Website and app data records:
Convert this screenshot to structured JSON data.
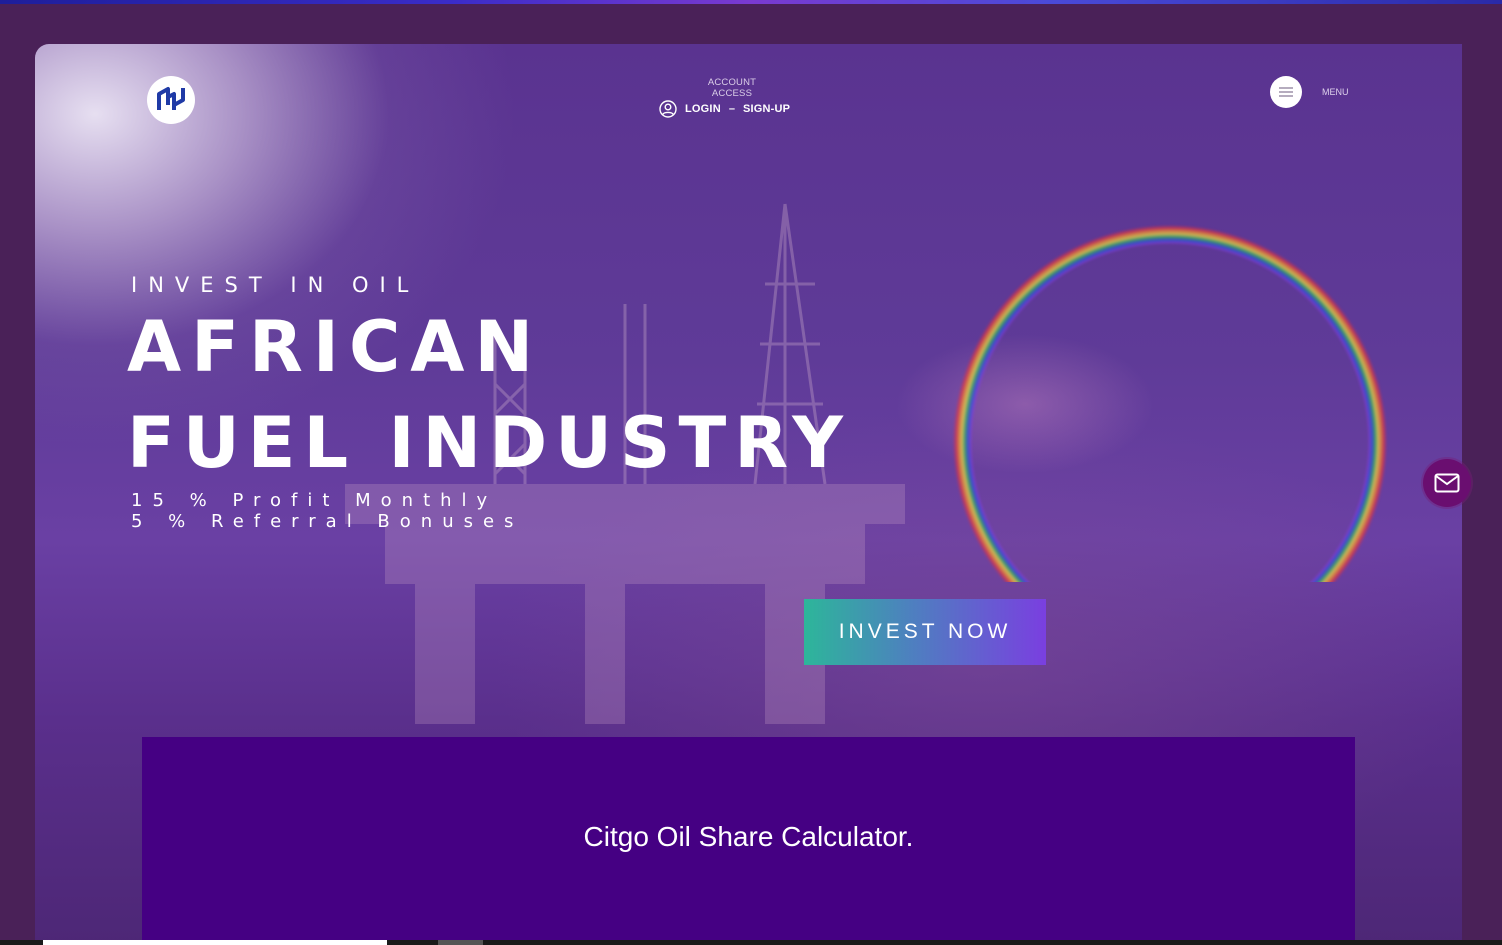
{
  "header": {
    "account_label": "ACCOUNT ACCESS",
    "login_label": "LOGIN",
    "separator": "–",
    "signup_label": "SIGN-UP",
    "menu_label": "MENU"
  },
  "hero": {
    "eyebrow": "INVEST IN OIL",
    "headline_line1": "AFRICAN",
    "headline_line2": "FUEL INDUSTRY",
    "sub_line1": "15 % Profit Monthly",
    "sub_line2": "5 % Referral Bonuses",
    "cta_label": "INVEST NOW"
  },
  "calculator": {
    "title": "Citgo Oil Share Calculator."
  },
  "icons": {
    "logo": "brand-logo-icon",
    "user": "user-circle-icon",
    "menu": "hamburger-menu-icon",
    "mail": "mail-icon"
  },
  "colors": {
    "page_bg": "#4a2158",
    "panel_bg": "#450083",
    "cta_gradient_start": "#2db69a",
    "cta_gradient_end": "#7a3fe0",
    "mail_button": "#6a0e70"
  }
}
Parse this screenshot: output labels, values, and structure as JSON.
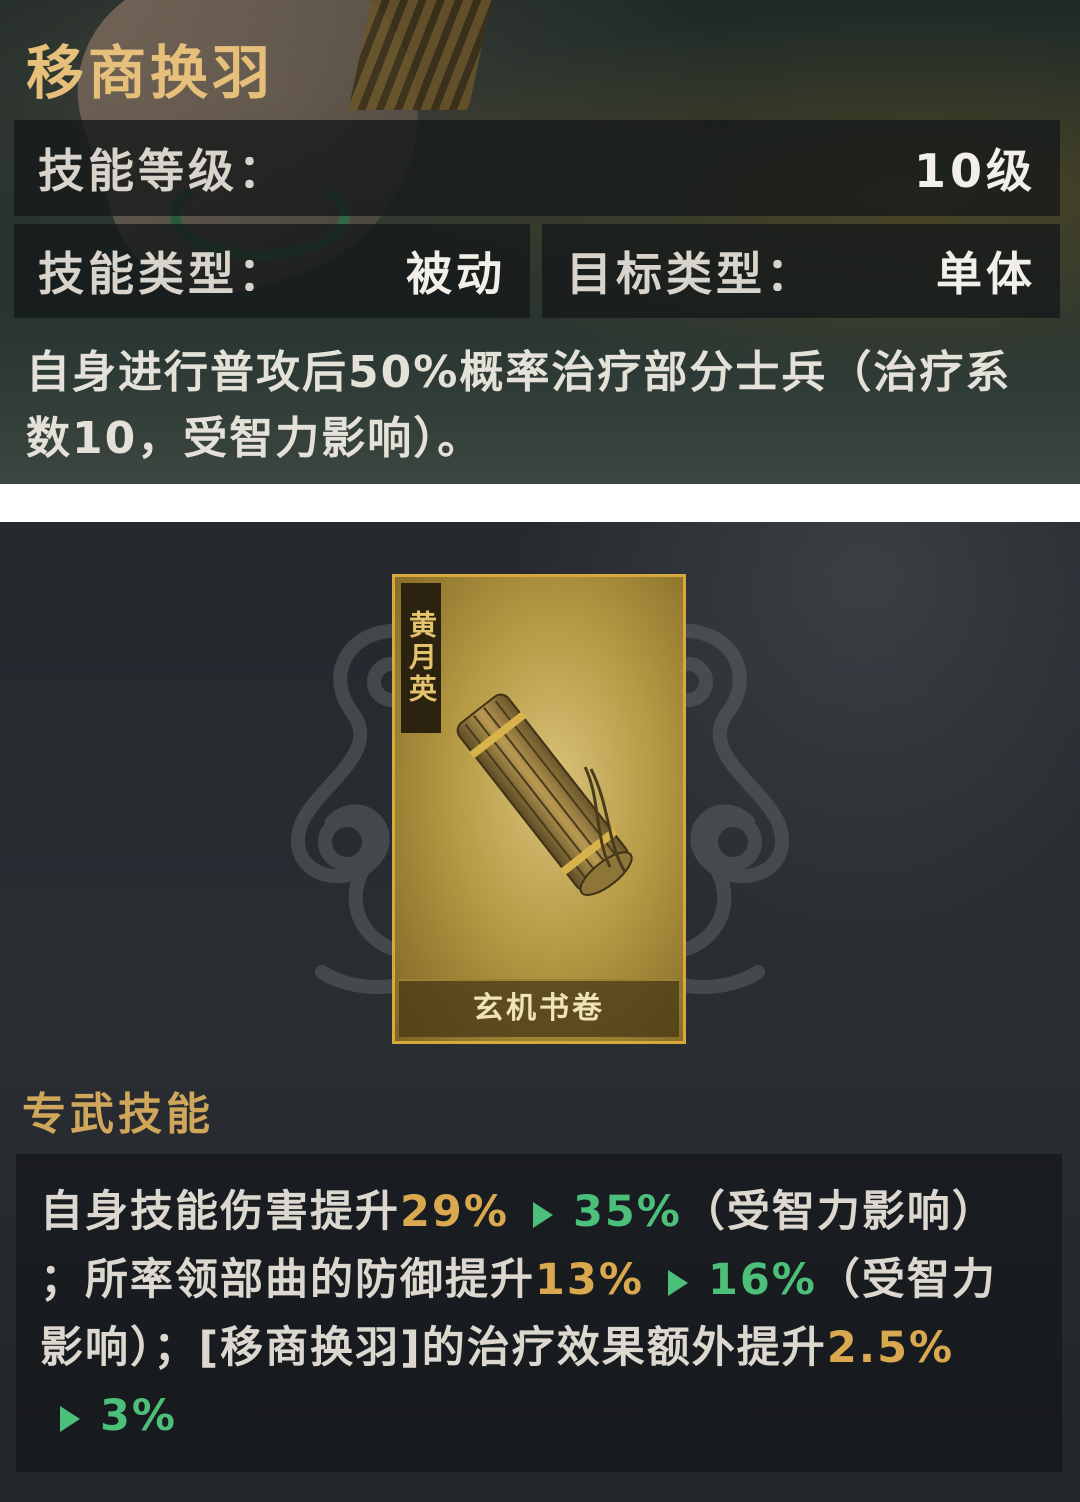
{
  "skill": {
    "title": "移商换羽",
    "level_label": "技能等级：",
    "level_value": "10级",
    "type_label": "技能类型：",
    "type_value": "被动",
    "target_label": "目标类型：",
    "target_value": "单体",
    "description": "自身进行普攻后50%概率治疗部分士兵（治疗系数10，受智力影响）。"
  },
  "card": {
    "owner": "黄月英",
    "name": "玄机书卷"
  },
  "exclusive": {
    "title": "专武技能",
    "part1": "自身技能伤害提升",
    "v1_from": "29%",
    "v1_to": "35%",
    "part2": "（受智力影响）",
    "part3": "；所率领部曲的防御提升",
    "v2_from": "13%",
    "v2_to": "16%",
    "part4": "（受智力影响）；[移商换羽]的治疗效果额外提升",
    "v3_from": "2.5%",
    "v3_to": "3%"
  },
  "colors": {
    "title_gold": "#e6c07a",
    "old_value": "#d9a84f",
    "new_value": "#4cc07a"
  },
  "icons": [
    "scroll-icon",
    "dragon-ornament-left",
    "dragon-ornament-right",
    "arrow-right-icon"
  ]
}
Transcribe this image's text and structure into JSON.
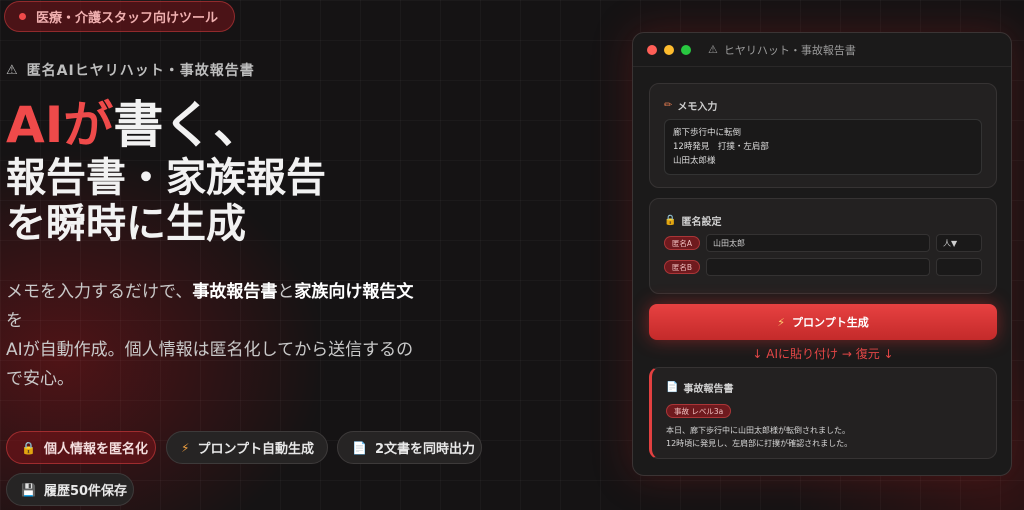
{
  "hero": {
    "badge": "医療・介護スタッフ向けツール",
    "eyebrow": "匿名AIヒヤリハット・事故報告書",
    "title_red": "AIが",
    "title_white": "書く、",
    "title_line2": "報告書・家族報告",
    "title_line3": "を瞬時に生成",
    "desc_1": "メモを入力するだけで、",
    "desc_b1": "事故報告書",
    "desc_2": "と",
    "desc_b2": "家族向け報告文",
    "desc_3": "を",
    "desc_4": "AIが自動作成。個人情報は匿名化してから送信するので安心。"
  },
  "chips": [
    {
      "icon": "lock-icon",
      "label": "個人情報を匿名化"
    },
    {
      "icon": "lightning-icon",
      "label": "プロンプト自動生成"
    },
    {
      "icon": "document-icon",
      "label": "2文書を同時出力"
    },
    {
      "icon": "floppy-disk-icon",
      "label": "履歴50件保存"
    }
  ],
  "window": {
    "title": "ヒヤリハット・事故報告書",
    "memo": {
      "header": "メモ入力",
      "lines": [
        "廊下歩行中に転倒",
        "12時発見　打撲・左肩部",
        "山田太郎様"
      ]
    },
    "anon": {
      "header": "匿名設定",
      "rows": [
        {
          "tag": "匿名A",
          "value": "山田太郎",
          "type": "人▼"
        },
        {
          "tag": "匿名B",
          "value": "",
          "type": ""
        }
      ]
    },
    "generate_label": "プロンプト生成",
    "flow_text": "↓ AIに貼り付け → 復元 ↓",
    "report": {
      "header": "事故報告書",
      "level": "事故 レベル3a",
      "lines": [
        "本日、廊下歩行中に山田太郎様が転倒されました。",
        "12時頃に発見し、左肩部に打撲が確認されました。"
      ]
    }
  },
  "colors": {
    "accent": "#ef4a4a",
    "background": "#151314",
    "window": "#1b1a1a"
  }
}
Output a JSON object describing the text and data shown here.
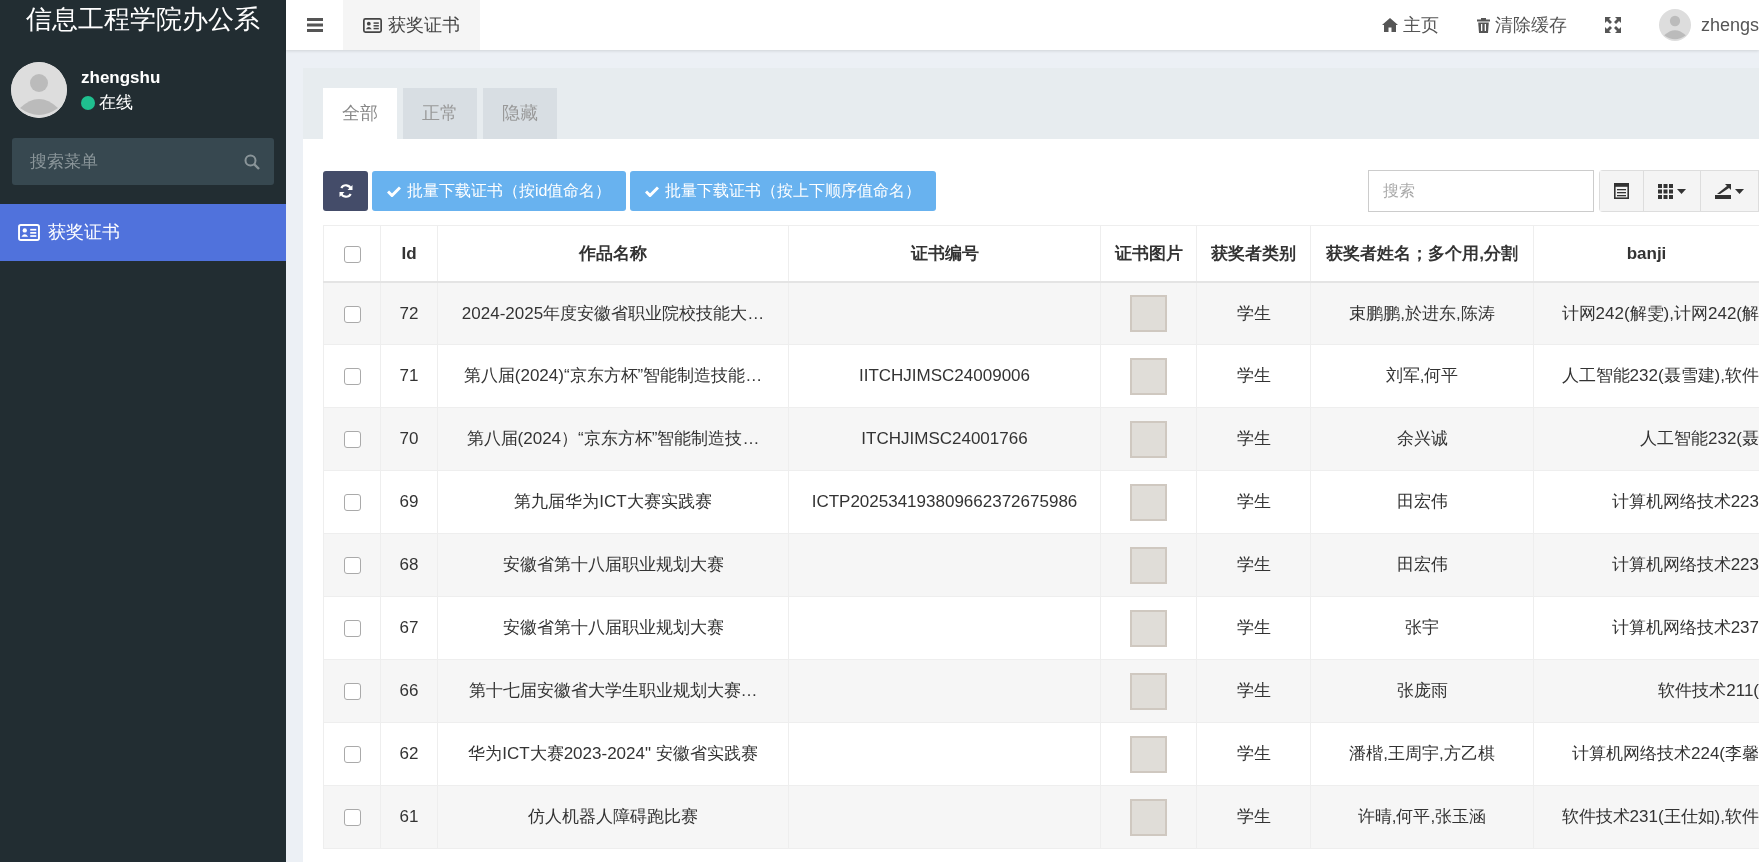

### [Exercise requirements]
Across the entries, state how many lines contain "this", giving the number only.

### [Reply to the task]
3